Neither say they will, and Levi tries not to be hurt by that. His father hates the very air Levi breathes, and isn’t ashamed to say it, but his mother dotes on him, and Levi can tell she’s trying to cope with her sons’ deployment in any way she can.

So he dresses himself up in a smart blue shirt and the nice trousers his mother made for him last time he was home. They’re two inches too big on the waist, and Levi wonders where all that weight has gone. Stress, probably. He’s surprised it isn’t a few more inches, given his role in the war effort.

The village hall is decked out with flags and flowers. There are American flags and British flags hanging from the rafters, the Stars and Stripes flying proud beside the Union Jack, and Erd excitedly tells Levi about all the American soldiers who are staying in the village and in the base just outside town.

Inside there’s a live band playing swing, and people are dancing and laughing like the world isn’t at war. Erd takes Levi right to the bar and buys him a pint with a laugh. It’s so expensive it makes Levi wince, but Erd doesn’t think twice before he pays for it, punching Levi’s arm excitedly.

They talk, and drink their beers while they watch everyone around them dance. Erd eyes up a beautiful girl in a red dress, and with a second pint down his throat, he finds his courage Levi has seen so much of in operations to go and ask her to dance.

Levi sees an American GI looking at him, and shyly looks away, ordering himself another beer and trying to look anywhere but at the handsome man looking at him. When the GI moves along the bar to stand beside him, Levi tries still to look away, but can’t ignore the hand extended out to his.

Captain Erwin Smith. The name rings in Levi's ears as he tests it out on his tongue, the small smile on his usually serious face belying how shy he was. The Captain is very handsome, a charming smile quick to play across his lips as they shared stories of their own personal wars.

The dancers thin out, and the two men talk on late into the night. Erd walks his girl home, waving at Levi as he leaves, but Levi scarcely notices, his wave back in response half-hearted.
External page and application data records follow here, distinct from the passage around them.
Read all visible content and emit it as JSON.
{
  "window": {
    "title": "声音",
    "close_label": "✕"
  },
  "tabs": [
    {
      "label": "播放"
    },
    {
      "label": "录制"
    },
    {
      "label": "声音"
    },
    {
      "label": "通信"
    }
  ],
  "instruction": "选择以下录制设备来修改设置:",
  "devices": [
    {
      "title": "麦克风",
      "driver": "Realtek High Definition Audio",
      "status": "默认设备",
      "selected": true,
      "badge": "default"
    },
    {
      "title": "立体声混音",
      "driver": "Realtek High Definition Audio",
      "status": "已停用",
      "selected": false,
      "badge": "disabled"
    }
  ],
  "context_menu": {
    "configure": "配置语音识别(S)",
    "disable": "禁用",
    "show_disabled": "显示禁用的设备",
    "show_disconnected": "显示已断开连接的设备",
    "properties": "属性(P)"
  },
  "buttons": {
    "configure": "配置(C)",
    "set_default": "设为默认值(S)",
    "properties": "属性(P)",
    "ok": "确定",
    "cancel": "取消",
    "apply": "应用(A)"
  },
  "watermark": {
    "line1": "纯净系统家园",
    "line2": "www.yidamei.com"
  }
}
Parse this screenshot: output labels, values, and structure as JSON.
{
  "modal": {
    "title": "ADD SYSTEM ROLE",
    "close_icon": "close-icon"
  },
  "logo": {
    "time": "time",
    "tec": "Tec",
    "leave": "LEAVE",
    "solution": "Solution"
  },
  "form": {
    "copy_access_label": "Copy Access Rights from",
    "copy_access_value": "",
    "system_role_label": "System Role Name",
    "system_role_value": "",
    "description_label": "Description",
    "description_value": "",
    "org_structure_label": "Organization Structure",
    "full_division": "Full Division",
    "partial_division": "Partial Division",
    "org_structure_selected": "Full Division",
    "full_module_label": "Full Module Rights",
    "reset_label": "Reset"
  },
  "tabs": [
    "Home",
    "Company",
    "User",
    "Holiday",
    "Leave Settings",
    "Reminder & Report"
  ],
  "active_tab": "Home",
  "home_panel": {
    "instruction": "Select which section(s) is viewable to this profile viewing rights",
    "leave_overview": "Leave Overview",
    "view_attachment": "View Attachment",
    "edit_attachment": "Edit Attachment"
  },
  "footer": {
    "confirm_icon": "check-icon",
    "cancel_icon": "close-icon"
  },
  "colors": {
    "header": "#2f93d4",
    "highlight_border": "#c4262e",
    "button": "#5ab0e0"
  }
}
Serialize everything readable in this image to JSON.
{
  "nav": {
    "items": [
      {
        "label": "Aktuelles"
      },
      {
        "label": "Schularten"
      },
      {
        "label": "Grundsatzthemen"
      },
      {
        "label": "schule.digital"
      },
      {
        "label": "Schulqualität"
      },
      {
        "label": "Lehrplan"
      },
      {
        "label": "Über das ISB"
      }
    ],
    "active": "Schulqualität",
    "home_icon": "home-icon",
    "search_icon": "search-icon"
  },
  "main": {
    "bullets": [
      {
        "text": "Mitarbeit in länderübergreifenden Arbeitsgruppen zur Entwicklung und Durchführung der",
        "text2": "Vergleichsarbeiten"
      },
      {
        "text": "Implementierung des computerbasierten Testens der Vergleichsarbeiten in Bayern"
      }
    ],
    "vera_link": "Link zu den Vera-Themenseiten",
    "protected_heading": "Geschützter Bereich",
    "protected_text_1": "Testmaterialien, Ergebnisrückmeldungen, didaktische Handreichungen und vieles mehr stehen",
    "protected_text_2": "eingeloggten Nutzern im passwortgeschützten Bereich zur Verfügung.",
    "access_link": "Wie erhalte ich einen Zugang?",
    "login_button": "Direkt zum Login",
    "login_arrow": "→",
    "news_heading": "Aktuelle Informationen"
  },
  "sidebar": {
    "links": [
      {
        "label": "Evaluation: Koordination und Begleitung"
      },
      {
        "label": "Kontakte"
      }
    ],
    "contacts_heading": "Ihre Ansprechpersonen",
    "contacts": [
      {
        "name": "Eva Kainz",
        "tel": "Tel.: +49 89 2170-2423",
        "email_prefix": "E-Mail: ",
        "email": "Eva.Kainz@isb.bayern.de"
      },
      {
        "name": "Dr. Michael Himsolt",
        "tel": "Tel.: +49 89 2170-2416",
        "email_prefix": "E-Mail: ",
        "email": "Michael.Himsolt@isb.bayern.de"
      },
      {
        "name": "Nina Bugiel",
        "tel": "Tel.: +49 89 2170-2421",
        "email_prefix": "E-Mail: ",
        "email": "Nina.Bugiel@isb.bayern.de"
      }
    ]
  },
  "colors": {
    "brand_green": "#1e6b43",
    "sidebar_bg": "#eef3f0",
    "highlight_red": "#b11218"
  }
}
He’s distracted totally by the man he’s speaking to, the stories he tells, the way he smiles and laughs like the war’s nearly over.

Soon they’re the only ones left, and Levi sheepishly makes an excuse. He has to go home, his parents will be worried. He lies, but only because he doesn’t know what else to do. Erwin is walking back to the base, he says, and his journey takes him near to Levi’s house. They walk and talk about nothing, and Levi feels more and more nervous as they get closer to his house which lies dark at this late hour.

They stop at the gate, and Levi looks up at Erwin, chewing his lip anxiously. It means when Erwin kisses him there’s a little patch of his lip that’s rough, but the American doesn’t seem to mind much. Levi goes to bed feeling like he’s floating on air, his chest swelled up like it’s got a zeppelin inside it.

When he meets Erwin again for coffee in the Royal Oak pub, Levi kisses Erwin first. It’s thrilling, knowing that they could be seen. The villagers would talk. He wouldn’t care.

June comes to a close, and July sets in, with blazing hot weather across southern England. Levi helps out at the Henderson’s farm during the day, harvesting the crops for the war effort, and during the evenings when Erwin is off duty, they sit down by the little stream that flows blissfully along the edge of the village. Levi brings food, Erwin brings drink, and it’s almost like the war isn’t really happening.

For those hours when they’re together, Germany’s might seems so very far away.

July and August pass like a breeze. Kisses become making love, and it all makes Levi feel so alive. It’s like salve on the open wounds of the horrors of war. Being intimate, feeling loved, it cancels out some of the evil that had touched Levi and dirtied him up.

Then September arrived, with cool northerly winds and leaves falling from the trees.

Erwin’s squadron are called out. Levi watches through the chain-link fence as the airplanes take off, a kiss goodbye still stinging on his lips. He closes his eyes and sighs, knowing he’ll be up next, taken back to France probably now his period of rest is through.

But Erwin won’t be there to kiss away the hurt. Levi misses him for the rest of his life.